    If you or someone you are with has chest discomfort, especially with one or more of the other signs, don't wait longer than five minutes before calling for help. Call 9-1-1. Calling 9-1-1 is almost always the fastest way to get lifesaving treatment. Emergency medical services (EMS) staff can begin treatment when they arrive - up to an hour sooner than if someone gets to the hospital by car. The staff members are also trained to revive someone whose heart has stopped. And you will get treated faster in the hospital if you arrive by ambulance.

    If you're the one having symptoms, and you can't access emergency medical services (EMS), have someone drive you to the hospital right away. Don't drive yourself, unless you have absolutely no other option.

    About Valerie Ramsey
    Valerie Ramsey is a woman who always looks ahead and asks What's Next? She has had at least four successful careers - including the modeling career she began in her 60s. She's also an author - her book is called "Gracefully: Looking and Being Your Best At Any Age". Valerie is a spokesperson for the American Heart Association's Go Red For Women Movement.
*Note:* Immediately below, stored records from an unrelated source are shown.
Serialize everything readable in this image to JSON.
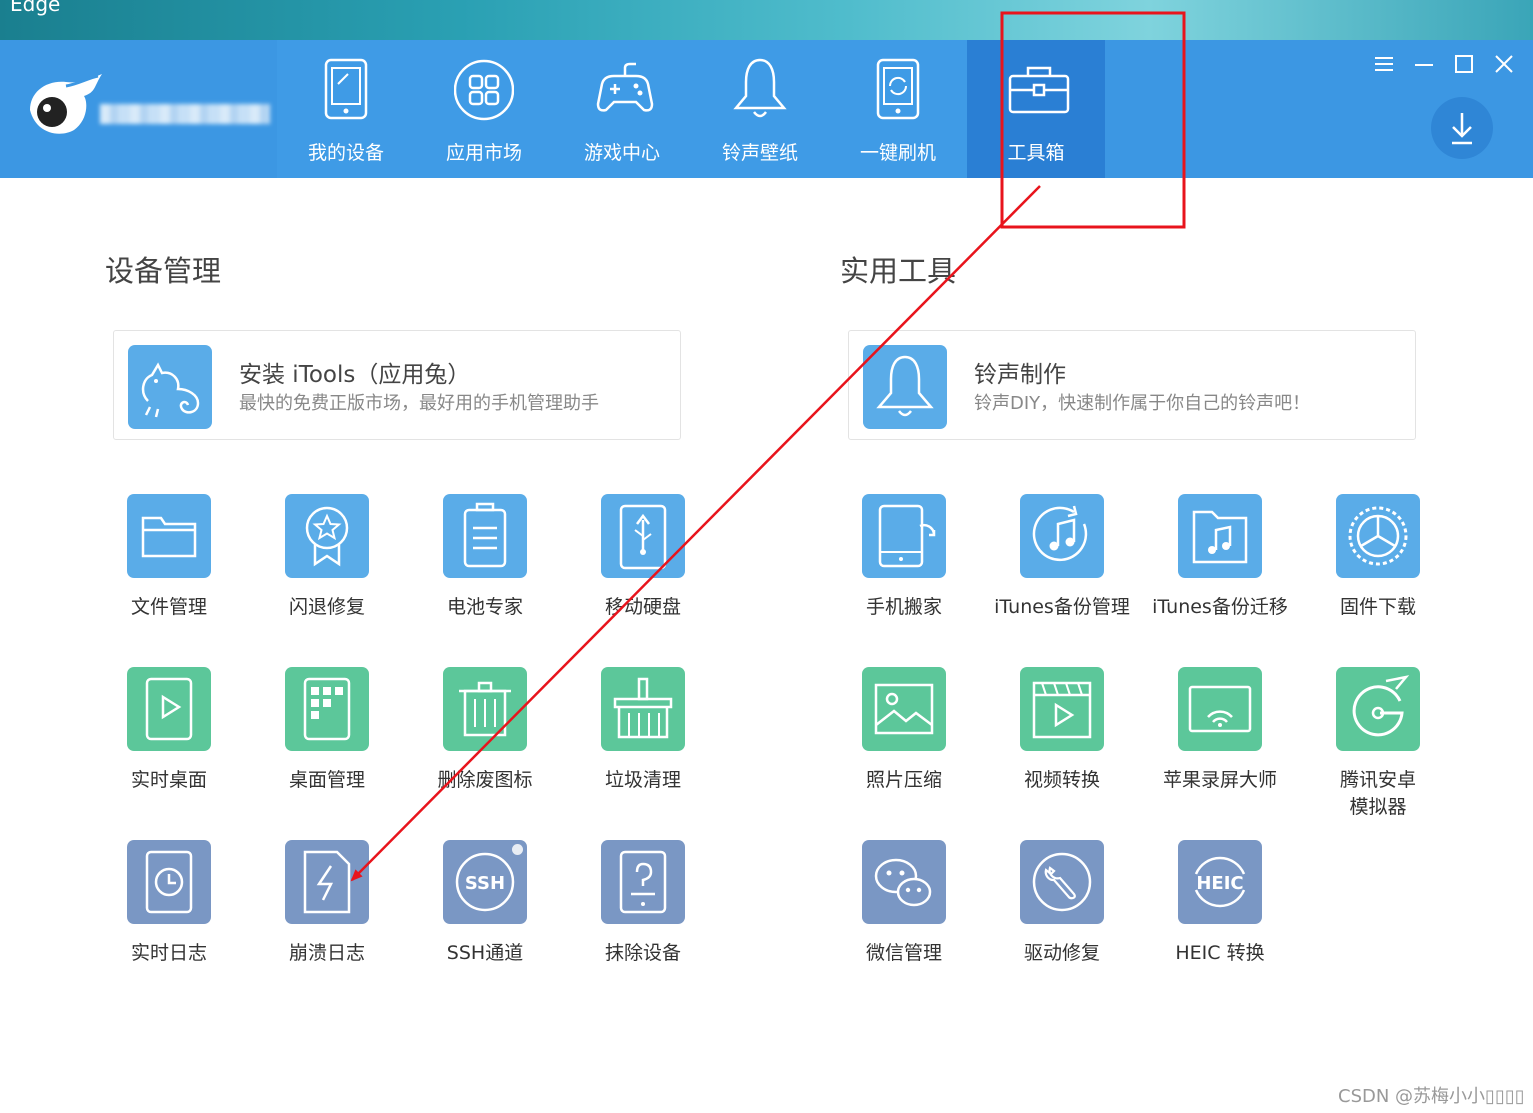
{
  "desktop": {
    "app_label": "Edge"
  },
  "nav": [
    {
      "label": "我的设备",
      "icon": "phone-icon"
    },
    {
      "label": "应用市场",
      "icon": "apps-grid-icon"
    },
    {
      "label": "游戏中心",
      "icon": "gamepad-icon"
    },
    {
      "label": "铃声壁纸",
      "icon": "bell-icon"
    },
    {
      "label": "一键刷机",
      "icon": "flash-phone-icon"
    },
    {
      "label": "工具箱",
      "icon": "toolbox-icon",
      "active": true
    }
  ],
  "left": {
    "title": "设备管理",
    "card": {
      "title": "安装 iTools（应用兔）",
      "desc": "最快的免费正版市场，最好用的手机管理助手",
      "icon": "rabbit-icon"
    },
    "tools": [
      {
        "label": "文件管理",
        "icon": "folder-icon",
        "color": "#5aace8"
      },
      {
        "label": "闪退修复",
        "icon": "star-badge-icon",
        "color": "#5aace8"
      },
      {
        "label": "电池专家",
        "icon": "battery-icon",
        "color": "#5aace8"
      },
      {
        "label": "移动硬盘",
        "icon": "usb-drive-icon",
        "color": "#5aace8"
      },
      {
        "label": "实时桌面",
        "icon": "play-screen-icon",
        "color": "#5cc79a"
      },
      {
        "label": "桌面管理",
        "icon": "desktop-grid-icon",
        "color": "#5cc79a"
      },
      {
        "label": "删除废图标",
        "icon": "trash-icon",
        "color": "#5cc79a"
      },
      {
        "label": "垃圾清理",
        "icon": "broom-icon",
        "color": "#5cc79a"
      },
      {
        "label": "实时日志",
        "icon": "clock-log-icon",
        "color": "#7a97c4"
      },
      {
        "label": "崩溃日志",
        "icon": "crash-log-icon",
        "color": "#7a97c4"
      },
      {
        "label": "SSH通道",
        "icon": "ssh-icon",
        "text": "SSH",
        "color": "#7a97c4"
      },
      {
        "label": "抹除设备",
        "icon": "erase-device-icon",
        "color": "#7a97c4"
      }
    ]
  },
  "right": {
    "title": "实用工具",
    "card": {
      "title": "铃声制作",
      "desc": "铃声DIY，快速制作属于你自己的铃声吧！",
      "icon": "bell-icon"
    },
    "tools": [
      {
        "label": "手机搬家",
        "icon": "phone-transfer-icon",
        "color": "#5aace8"
      },
      {
        "label": "iTunes备份管理",
        "icon": "music-circle-icon",
        "color": "#5aace8"
      },
      {
        "label": "iTunes备份迁移",
        "icon": "music-folder-icon",
        "color": "#5aace8"
      },
      {
        "label": "固件下载",
        "icon": "firmware-gear-icon",
        "color": "#5aace8"
      },
      {
        "label": "照片压缩",
        "icon": "photo-icon",
        "color": "#5cc79a"
      },
      {
        "label": "视频转换",
        "icon": "video-clapper-icon",
        "color": "#5cc79a"
      },
      {
        "label": "苹果录屏大师",
        "icon": "screen-cast-icon",
        "color": "#5cc79a"
      },
      {
        "label": "腾讯安卓\n模拟器",
        "label_line1": "腾讯安卓",
        "label_line2": "模拟器",
        "icon": "emulator-icon",
        "color": "#5cc79a"
      },
      {
        "label": "微信管理",
        "icon": "wechat-icon",
        "color": "#7a97c4"
      },
      {
        "label": "驱动修复",
        "icon": "wrench-icon",
        "color": "#7a97c4"
      },
      {
        "label": "HEIC 转换",
        "icon": "heic-icon",
        "text": "HEIC",
        "color": "#7a97c4"
      }
    ]
  },
  "annotation": {
    "highlight_color": "#e8141c",
    "arrow_color": "#e8141c"
  },
  "watermark": "CSDN @苏梅小小▯▯▯▯"
}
    About Dr. Poornima Sood
    Dr. Poornima Sood is a physician and director of clinical research at Abbott Vascular and a leader of Abbott Vascular's Women's Heart Health Initiative. Valerie and Dr. Sood are featured speakers at the American Heart Association Go Red For Women Luncheon taking place in San Francisco Friday.

    For more information about Go Red For Women, visit or call 1-888-MY-HEART.

  • Copyright © 2023 KGO-TV. All Rights Reserved.